TMA: How do you characterise the Korean iPhone/iDevice market? Do you think it is worth going after? Why or why not?
A: the funny thing about Koreans is that they love design and technology, so the iPhone will do really well here. Even iPods, people love. Moreover, the most important thing about any mobile device is the content. You can have the best hardware but without the right content, people won’t invest in the device. We all know that iPhone has the most content compared to any other cell phone out there. This will inevitably be the reason for success of the iPhone in Korea.
J: If the users do not have the app store to provide games, the gaming population in Korea may not grow. For the App Store, though, the main focus is the US and Japan.
TMA: What is Com2uS’ biggest strength in the market and do you think you can improve on it?
A: Our experience is an asset. When Homerun came out, I thought it was such a great game. We have years of experience and everyone is so good at what they do.
J: We are good at making games. If you don’t have good games to sell, you don’t have a market.
A: Not only does everyone [at Com2uS] know how to play games, they know how to create them too. Whenever you want, you can play a game like an Xbox or PS3 which are bought by the company.
J: I have never ever found a game which someone hasn’t downloaded via the [Com2uS] account.
TMA:. What will it take for the iPhone/iDevice to succeed here? Is it possible for a non-Korean company to succeed in the Korean market which is dominated by Samsung and LG?
A: Samsung and LG are scared of the iPhone will take a lot of their profit. Korean companies are nervous about the iPhone.
J: Friends, board, company are always asking if the iPhone will sell more than a million. They are very interested in it.
A: That’s the great thing about the iPhone. So much can keep it fresh. Its not just a phone, but an app device and a gaming device.
TMA: I see a lot of Koreans wandering aimlessly with large handheld TV/Video devices. The iPhone doesn’t have TV capabilities. Do you think that limitation will slow down iPhone excitement here?
J: mobile TV might be a problem. There are companies like Pandora who enable TV. I don’t think users will refrain from purchasing a device because it doesn’t have TV.
TMA: How are you meeting your market demand?

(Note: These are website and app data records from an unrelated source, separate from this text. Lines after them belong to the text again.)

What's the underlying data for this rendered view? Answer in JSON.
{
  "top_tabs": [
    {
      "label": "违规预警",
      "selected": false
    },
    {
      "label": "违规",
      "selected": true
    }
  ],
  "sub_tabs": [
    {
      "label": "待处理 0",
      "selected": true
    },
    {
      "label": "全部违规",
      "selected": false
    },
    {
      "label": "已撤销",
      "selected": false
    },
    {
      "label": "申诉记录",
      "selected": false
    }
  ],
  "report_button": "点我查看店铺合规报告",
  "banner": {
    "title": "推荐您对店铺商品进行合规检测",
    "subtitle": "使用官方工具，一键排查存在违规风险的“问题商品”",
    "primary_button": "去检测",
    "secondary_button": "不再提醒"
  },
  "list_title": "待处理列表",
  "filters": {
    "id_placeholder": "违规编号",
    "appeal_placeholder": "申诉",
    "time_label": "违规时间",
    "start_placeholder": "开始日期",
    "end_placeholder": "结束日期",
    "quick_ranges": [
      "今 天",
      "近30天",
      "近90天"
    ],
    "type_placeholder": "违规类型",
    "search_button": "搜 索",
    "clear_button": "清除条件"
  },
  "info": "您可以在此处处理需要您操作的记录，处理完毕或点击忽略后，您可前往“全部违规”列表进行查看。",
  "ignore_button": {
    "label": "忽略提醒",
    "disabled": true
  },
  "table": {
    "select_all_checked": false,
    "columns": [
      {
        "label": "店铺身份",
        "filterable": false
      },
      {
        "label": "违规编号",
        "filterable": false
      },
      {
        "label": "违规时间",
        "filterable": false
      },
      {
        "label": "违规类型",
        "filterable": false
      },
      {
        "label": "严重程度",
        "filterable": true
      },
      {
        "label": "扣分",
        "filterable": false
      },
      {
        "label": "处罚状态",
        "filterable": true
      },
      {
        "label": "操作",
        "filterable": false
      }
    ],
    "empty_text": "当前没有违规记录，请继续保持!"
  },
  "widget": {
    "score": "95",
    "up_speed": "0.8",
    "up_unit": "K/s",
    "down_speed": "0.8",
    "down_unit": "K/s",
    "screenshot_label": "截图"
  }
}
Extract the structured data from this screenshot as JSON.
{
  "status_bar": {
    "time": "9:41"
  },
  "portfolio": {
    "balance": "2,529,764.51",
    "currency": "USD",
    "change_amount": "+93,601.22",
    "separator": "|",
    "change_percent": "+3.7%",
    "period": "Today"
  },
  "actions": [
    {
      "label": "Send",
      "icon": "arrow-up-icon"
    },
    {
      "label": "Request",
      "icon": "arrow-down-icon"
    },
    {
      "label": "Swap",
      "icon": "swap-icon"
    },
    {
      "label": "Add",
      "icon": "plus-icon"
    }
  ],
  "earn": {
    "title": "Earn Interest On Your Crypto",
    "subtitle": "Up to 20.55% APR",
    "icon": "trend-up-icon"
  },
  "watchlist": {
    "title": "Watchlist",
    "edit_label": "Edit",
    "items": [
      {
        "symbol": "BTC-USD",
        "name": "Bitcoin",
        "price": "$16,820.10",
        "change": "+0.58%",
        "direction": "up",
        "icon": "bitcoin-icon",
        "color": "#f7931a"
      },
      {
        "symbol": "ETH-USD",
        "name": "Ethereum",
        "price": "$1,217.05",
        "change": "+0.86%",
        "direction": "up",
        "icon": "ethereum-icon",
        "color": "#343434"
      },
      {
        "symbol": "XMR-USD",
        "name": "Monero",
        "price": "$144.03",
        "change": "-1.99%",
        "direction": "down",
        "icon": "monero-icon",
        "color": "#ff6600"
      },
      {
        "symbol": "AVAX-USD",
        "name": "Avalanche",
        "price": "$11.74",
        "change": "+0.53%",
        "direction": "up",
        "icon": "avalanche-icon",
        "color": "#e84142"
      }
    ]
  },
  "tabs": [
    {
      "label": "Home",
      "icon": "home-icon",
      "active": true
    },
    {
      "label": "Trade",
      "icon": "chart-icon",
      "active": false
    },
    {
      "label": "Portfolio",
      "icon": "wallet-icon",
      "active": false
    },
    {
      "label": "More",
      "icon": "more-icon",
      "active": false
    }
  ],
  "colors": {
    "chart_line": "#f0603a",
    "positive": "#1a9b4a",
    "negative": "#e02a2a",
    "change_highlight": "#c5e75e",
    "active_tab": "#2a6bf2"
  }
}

A: I think brand building is really starting now. We are getting fans who just love certain games. When I sent out a beta testing email, we got hundreds of interested people and there were only 50 spaces open. That was Inotia 2 (our first sequel) and many people were really interested in it.
TMA: Korea is a game junkie culture. How do Com2uS fit into this culture and what are you doing to keep your edge in it?
J: Do you know the mobile code which goes into carrier’s pages? The WAP code is a mobile version of HTML. You get news there, and game information. Apart from bus information, and NATE and KT (telecom information), Com2uS is ranked number one. That indicates that users come straight to our portal to download our games. Users reach our games rather than us reaching the users. But we do shows, co-marketing, cable television, co-marketing with snack companies, in cinemas and with sports teams to reach out to our users too.
A: the korean mobile market lets you punch in a code into WAP and get to com2us page, no going all the way to the app store.
TMA: How is Com2uS weathering the current economic storm?
A: Games do well in bad economic times. It doesn’t affect us in a negative way as it is cheaper to buy a game than going out.
TMA: Anything left to get off your chests?
A: Enjoy Inotia and the MMORPG which will be really big. We are thinking of changing the name of the game from ‘IMO’. There are a lot more features and networking additions coming. Its a very good game with endless amount of playing hours.
J: For RPG lovers, December, January and February will be big. For casual gamers, Heavy Gunner will be quite the hit – think alien robots, creatures and a massive amoury.
Thank you Com2uS for the time and the Inotia 2 codes which we have already dispersed to our loving readers. By the way, Inotia 2 ended up tipping the scales in its favour and is topping our own RPG charts.